Information below:

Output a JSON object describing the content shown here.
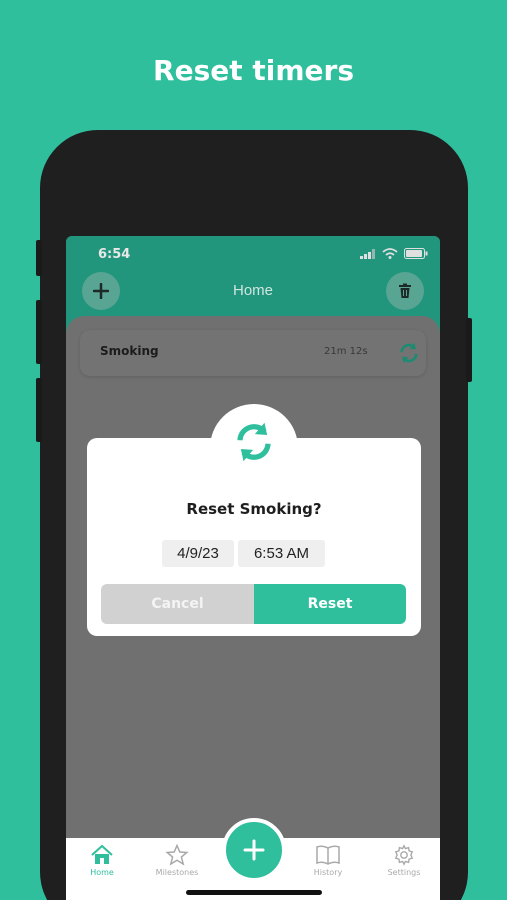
{
  "headline": "Reset timers",
  "status_bar": {
    "time": "6:54"
  },
  "nav": {
    "title": "Home"
  },
  "timer_row": {
    "name": "Smoking",
    "elapsed": "21m 12s"
  },
  "dialog": {
    "title": "Reset Smoking?",
    "date": "4/9/23",
    "time": "6:53 AM",
    "cancel_label": "Cancel",
    "reset_label": "Reset"
  },
  "tabs": [
    {
      "label": "Home",
      "icon": "home-icon",
      "active": true
    },
    {
      "label": "Milestones",
      "icon": "star-icon",
      "active": false
    },
    {
      "label": "History",
      "icon": "book-icon",
      "active": false
    },
    {
      "label": "Settings",
      "icon": "gear-icon",
      "active": false
    }
  ],
  "colors": {
    "background": "#2fbf9d",
    "accent": "#2fbf9d",
    "phone_frame": "#1f1f1f",
    "overlay": "#6d6d6d"
  }
}
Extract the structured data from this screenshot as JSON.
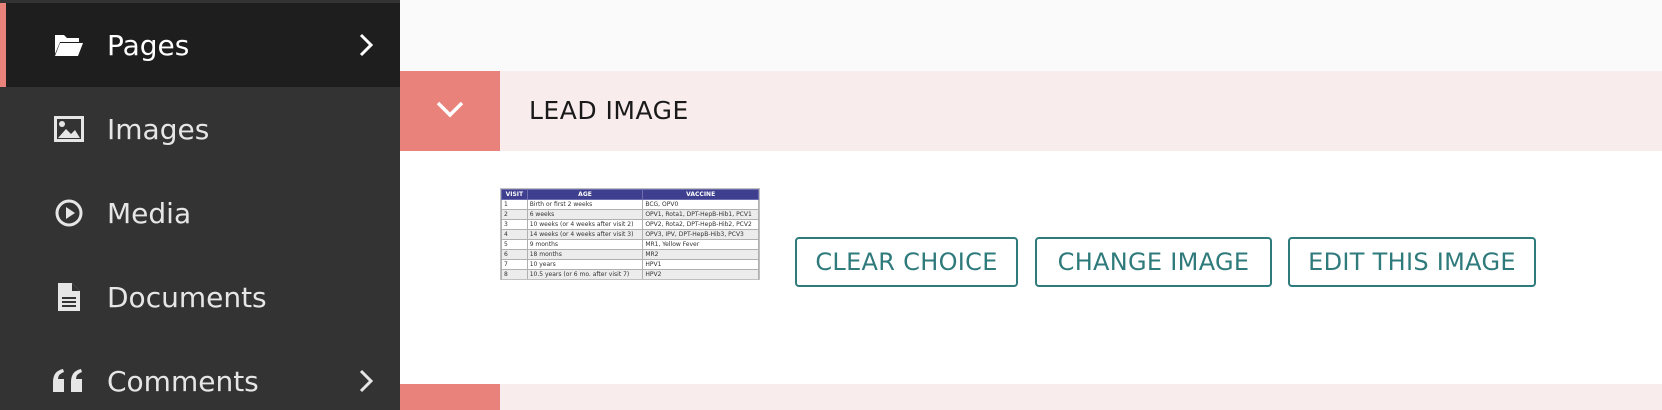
{
  "sidebar": {
    "items": [
      {
        "label": "Pages",
        "icon": "folder-open-icon",
        "active": true,
        "has_submenu": true
      },
      {
        "label": "Images",
        "icon": "image-icon",
        "active": false,
        "has_submenu": false
      },
      {
        "label": "Media",
        "icon": "play-circle-icon",
        "active": false,
        "has_submenu": false
      },
      {
        "label": "Documents",
        "icon": "document-icon",
        "active": false,
        "has_submenu": false
      },
      {
        "label": "Comments",
        "icon": "quote-icon",
        "active": false,
        "has_submenu": true
      }
    ]
  },
  "panel": {
    "title": "LEAD IMAGE",
    "toggle_icon": "chevron-down-icon",
    "thumbnail": {
      "headers": [
        "VISIT",
        "AGE",
        "VACCINE"
      ],
      "rows": [
        [
          "1",
          "Birth or first 2 weeks",
          "BCG, OPV0"
        ],
        [
          "2",
          "6 weeks",
          "OPV1, Rota1, DPT-HepB-Hib1, PCV1"
        ],
        [
          "3",
          "10 weeks (or 4 weeks after visit 2)",
          "OPV2, Rota2, DPT-HepB-Hib2, PCV2"
        ],
        [
          "4",
          "14 weeks (or 4 weeks after visit 3)",
          "OPV3, IPV, DPT-HepB-Hib3, PCV3"
        ],
        [
          "5",
          "9 months",
          "MR1, Yellow Fever"
        ],
        [
          "6",
          "18 months",
          "MR2"
        ],
        [
          "7",
          "10 years",
          "HPV1"
        ],
        [
          "8",
          "10.5 years (or 6 mo. after visit 7)",
          "HPV2"
        ]
      ]
    },
    "buttons": {
      "clear": "CLEAR CHOICE",
      "change": "CHANGE IMAGE",
      "edit": "EDIT THIS IMAGE"
    }
  },
  "colors": {
    "sidebar_bg": "#333333",
    "sidebar_active_bg": "#1e1e1e",
    "accent": "#e9827b",
    "header_bg": "#f9eced",
    "button_teal": "#2f7a7b"
  }
}
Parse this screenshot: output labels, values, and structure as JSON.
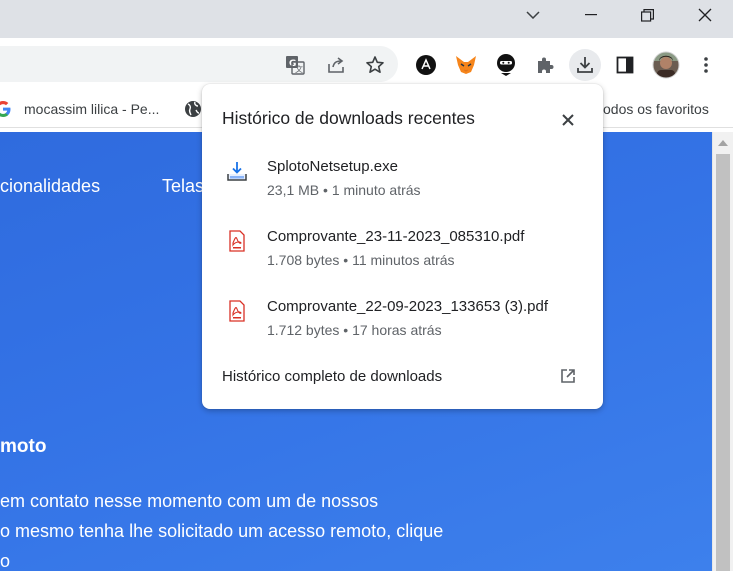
{
  "bookmarks": {
    "items": [
      {
        "label": "mocassim lilica - Pe...",
        "icon": "google-g-icon"
      },
      {
        "label": "",
        "icon": "globe-icon"
      },
      {
        "label": "odos os favoritos",
        "icon": ""
      }
    ]
  },
  "toolbar": {
    "extensions": [
      "translate-icon",
      "share-icon",
      "star-icon",
      "arc-extension-icon",
      "metamask-fox-icon",
      "ninja-extension-icon",
      "puzzle-extensions-icon",
      "download-icon",
      "side-panel-icon",
      "profile-avatar",
      "more-menu-icon"
    ]
  },
  "page": {
    "nav_1": "cionalidades",
    "nav_2": "Telas",
    "heading": "moto",
    "para_1": "em contato nesse momento com um de nossos",
    "para_2": "o mesmo tenha lhe solicitado um acesso remoto, clique",
    "para_3": "o"
  },
  "downloads": {
    "title": "Histórico de downloads recentes",
    "items": [
      {
        "name": "SplotoNetsetup.exe",
        "meta": "23,1 MB • 1 minuto atrás",
        "icon": "installer-icon"
      },
      {
        "name": "Comprovante_23-11-2023_085310.pdf",
        "meta": "1.708 bytes • 11 minutos atrás",
        "icon": "pdf-icon"
      },
      {
        "name": "Comprovante_22-09-2023_133653 (3).pdf",
        "meta": "1.712 bytes • 17 horas atrás",
        "icon": "pdf-icon"
      }
    ],
    "full_history": "Histórico completo de downloads"
  },
  "colors": {
    "page_blue": "#3473e6",
    "pdf_red": "#d93025",
    "metamask_orange": "#f6851b"
  }
}
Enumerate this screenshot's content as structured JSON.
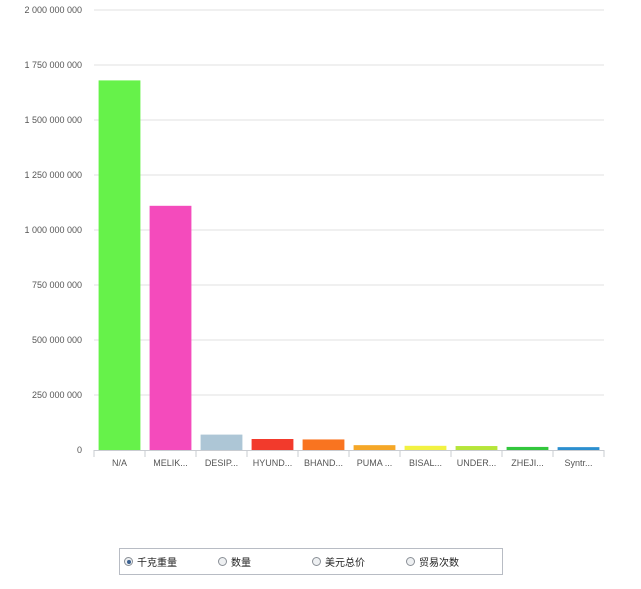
{
  "chart_data": {
    "type": "bar",
    "categories": [
      "N/A",
      "MELIK...",
      "DESIP...",
      "HYUND...",
      "BHAND...",
      "PUMA ...",
      "BISAL...",
      "UNDER...",
      "ZHEJI...",
      "Syntr..."
    ],
    "values": [
      1680000000,
      1110000000,
      70000000,
      50000000,
      48000000,
      22000000,
      19000000,
      18000000,
      14000000,
      13000000
    ],
    "colors": [
      "#66f24a",
      "#f44bbc",
      "#adc6d6",
      "#f23a2c",
      "#f97420",
      "#f5a727",
      "#f2f242",
      "#b6e53a",
      "#33c73d",
      "#2b8fcf"
    ],
    "ylim": [
      0,
      2000000000
    ],
    "yticks": [
      0,
      250000000,
      500000000,
      750000000,
      1000000000,
      1250000000,
      1500000000,
      1750000000,
      2000000000
    ],
    "ytick_labels": [
      "0",
      "250 000 000",
      "500 000 000",
      "750 000 000",
      "1 000 000 000",
      "1 250 000 000",
      "1 500 000 000",
      "1 750 000 000",
      "2 000 000 000"
    ],
    "grid": true,
    "legend": "none"
  },
  "options": [
    {
      "label": "千克重量",
      "selected": true
    },
    {
      "label": "数量",
      "selected": false
    },
    {
      "label": "美元总价",
      "selected": false
    },
    {
      "label": "贸易次数",
      "selected": false
    }
  ]
}
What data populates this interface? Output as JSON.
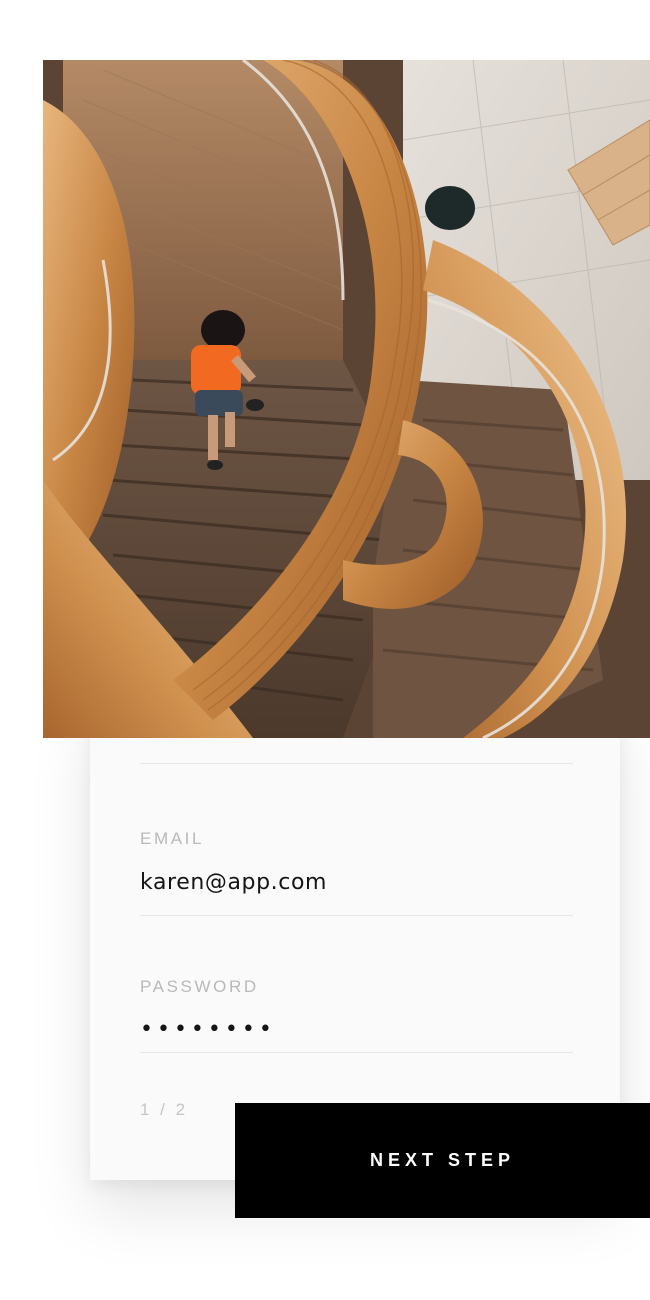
{
  "form": {
    "email_label": "EMAIL",
    "email_value": "karen@app.com",
    "password_label": "PASSWORD",
    "password_value": "••••••••",
    "step_indicator": "1 / 2",
    "next_button_label": "NEXT STEP"
  },
  "hero": {
    "image_subject": "spiral-staircase-photo"
  },
  "colors": {
    "background": "#ffffff",
    "card": "#fafafa",
    "button": "#000000",
    "button_text": "#ffffff",
    "label": "#b9b9b9",
    "value": "#151515"
  }
}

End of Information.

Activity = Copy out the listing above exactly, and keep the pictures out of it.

Answer for this exercise =
Output a JSON object describing the content shown here.
{
  "headline": "Reset timers",
  "status_bar": {
    "time": "6:54"
  },
  "nav": {
    "title": "Home"
  },
  "timer_row": {
    "name": "Smoking",
    "elapsed": "21m 12s"
  },
  "dialog": {
    "title": "Reset Smoking?",
    "date": "4/9/23",
    "time": "6:53 AM",
    "cancel_label": "Cancel",
    "reset_label": "Reset"
  },
  "tabs": [
    {
      "label": "Home",
      "icon": "home-icon",
      "active": true
    },
    {
      "label": "Milestones",
      "icon": "star-icon",
      "active": false
    },
    {
      "label": "History",
      "icon": "book-icon",
      "active": false
    },
    {
      "label": "Settings",
      "icon": "gear-icon",
      "active": false
    }
  ],
  "colors": {
    "background": "#2fbf9d",
    "accent": "#2fbf9d",
    "phone_frame": "#1f1f1f",
    "overlay": "#6d6d6d"
  }
}
Extract the structured data from this screenshot as JSON.
{
  "sidebar": {
    "items": [
      {
        "label": "Pages",
        "icon": "folder-open-icon",
        "active": true,
        "has_submenu": true
      },
      {
        "label": "Images",
        "icon": "image-icon",
        "active": false,
        "has_submenu": false
      },
      {
        "label": "Media",
        "icon": "play-circle-icon",
        "active": false,
        "has_submenu": false
      },
      {
        "label": "Documents",
        "icon": "document-icon",
        "active": false,
        "has_submenu": false
      },
      {
        "label": "Comments",
        "icon": "quote-icon",
        "active": false,
        "has_submenu": true
      }
    ]
  },
  "panel": {
    "title": "LEAD IMAGE",
    "toggle_icon": "chevron-down-icon",
    "thumbnail": {
      "headers": [
        "VISIT",
        "AGE",
        "VACCINE"
      ],
      "rows": [
        [
          "1",
          "Birth or first 2 weeks",
          "BCG, OPV0"
        ],
        [
          "2",
          "6 weeks",
          "OPV1, Rota1, DPT-HepB-Hib1, PCV1"
        ],
        [
          "3",
          "10 weeks (or 4 weeks after visit 2)",
          "OPV2, Rota2, DPT-HepB-Hib2, PCV2"
        ],
        [
          "4",
          "14 weeks (or 4 weeks after visit 3)",
          "OPV3, IPV, DPT-HepB-Hib3, PCV3"
        ],
        [
          "5",
          "9 months",
          "MR1, Yellow Fever"
        ],
        [
          "6",
          "18 months",
          "MR2"
        ],
        [
          "7",
          "10 years",
          "HPV1"
        ],
        [
          "8",
          "10.5 years (or 6 mo. after visit 7)",
          "HPV2"
        ]
      ]
    },
    "buttons": {
      "clear": "CLEAR CHOICE",
      "change": "CHANGE IMAGE",
      "edit": "EDIT THIS IMAGE"
    }
  },
  "colors": {
    "sidebar_bg": "#333333",
    "sidebar_active_bg": "#1e1e1e",
    "accent": "#e9827b",
    "header_bg": "#f9eced",
    "button_teal": "#2f7a7b"
  }
}
Parse this screenshot: output labels, values, and structure as JSON.
{
  "bookmarks": {
    "items": [
      {
        "label": "mocassim lilica - Pe...",
        "icon": "google-g-icon"
      },
      {
        "label": "",
        "icon": "globe-icon"
      },
      {
        "label": "odos os favoritos",
        "icon": ""
      }
    ]
  },
  "toolbar": {
    "extensions": [
      "translate-icon",
      "share-icon",
      "star-icon",
      "arc-extension-icon",
      "metamask-fox-icon",
      "ninja-extension-icon",
      "puzzle-extensions-icon",
      "download-icon",
      "side-panel-icon",
      "profile-avatar",
      "more-menu-icon"
    ]
  },
  "page": {
    "nav_1": "cionalidades",
    "nav_2": "Telas",
    "heading": "moto",
    "para_1": "em contato nesse momento com um de nossos",
    "para_2": "o mesmo tenha lhe solicitado um acesso remoto, clique",
    "para_3": "o"
  },
  "downloads": {
    "title": "Histórico de downloads recentes",
    "items": [
      {
        "name": "SplotoNetsetup.exe",
        "meta": "23,1 MB • 1 minuto atrás",
        "icon": "installer-icon"
      },
      {
        "name": "Comprovante_23-11-2023_085310.pdf",
        "meta": "1.708 bytes • 11 minutos atrás",
        "icon": "pdf-icon"
      },
      {
        "name": "Comprovante_22-09-2023_133653 (3).pdf",
        "meta": "1.712 bytes • 17 horas atrás",
        "icon": "pdf-icon"
      }
    ],
    "full_history": "Histórico completo de downloads"
  },
  "colors": {
    "page_blue": "#3473e6",
    "pdf_red": "#d93025",
    "metamask_orange": "#f6851b"
  }
}
Enumerate this screenshot's content as structured JSON.
{
  "chart_data": {
    "type": "bar",
    "categories": [
      "N/A",
      "MELIK...",
      "DESIP...",
      "HYUND...",
      "BHAND...",
      "PUMA ...",
      "BISAL...",
      "UNDER...",
      "ZHEJI...",
      "Syntr..."
    ],
    "values": [
      1680000000,
      1110000000,
      70000000,
      50000000,
      48000000,
      22000000,
      19000000,
      18000000,
      14000000,
      13000000
    ],
    "colors": [
      "#66f24a",
      "#f44bbc",
      "#adc6d6",
      "#f23a2c",
      "#f97420",
      "#f5a727",
      "#f2f242",
      "#b6e53a",
      "#33c73d",
      "#2b8fcf"
    ],
    "ylim": [
      0,
      2000000000
    ],
    "yticks": [
      0,
      250000000,
      500000000,
      750000000,
      1000000000,
      1250000000,
      1500000000,
      1750000000,
      2000000000
    ],
    "ytick_labels": [
      "0",
      "250 000 000",
      "500 000 000",
      "750 000 000",
      "1 000 000 000",
      "1 250 000 000",
      "1 500 000 000",
      "1 750 000 000",
      "2 000 000 000"
    ],
    "grid": true,
    "legend": "none"
  },
  "options": [
    {
      "label": "千克重量",
      "selected": true
    },
    {
      "label": "数量",
      "selected": false
    },
    {
      "label": "美元总价",
      "selected": false
    },
    {
      "label": "贸易次数",
      "selected": false
    }
  ]
}
What data populates this interface? Output as JSON.
{
  "form": {
    "email_label": "EMAIL",
    "email_value": "karen@app.com",
    "password_label": "PASSWORD",
    "password_value": "••••••••",
    "step_indicator": "1 / 2",
    "next_button_label": "NEXT STEP"
  },
  "hero": {
    "image_subject": "spiral-staircase-photo"
  },
  "colors": {
    "background": "#ffffff",
    "card": "#fafafa",
    "button": "#000000",
    "button_text": "#ffffff",
    "label": "#b9b9b9",
    "value": "#151515"
  }
}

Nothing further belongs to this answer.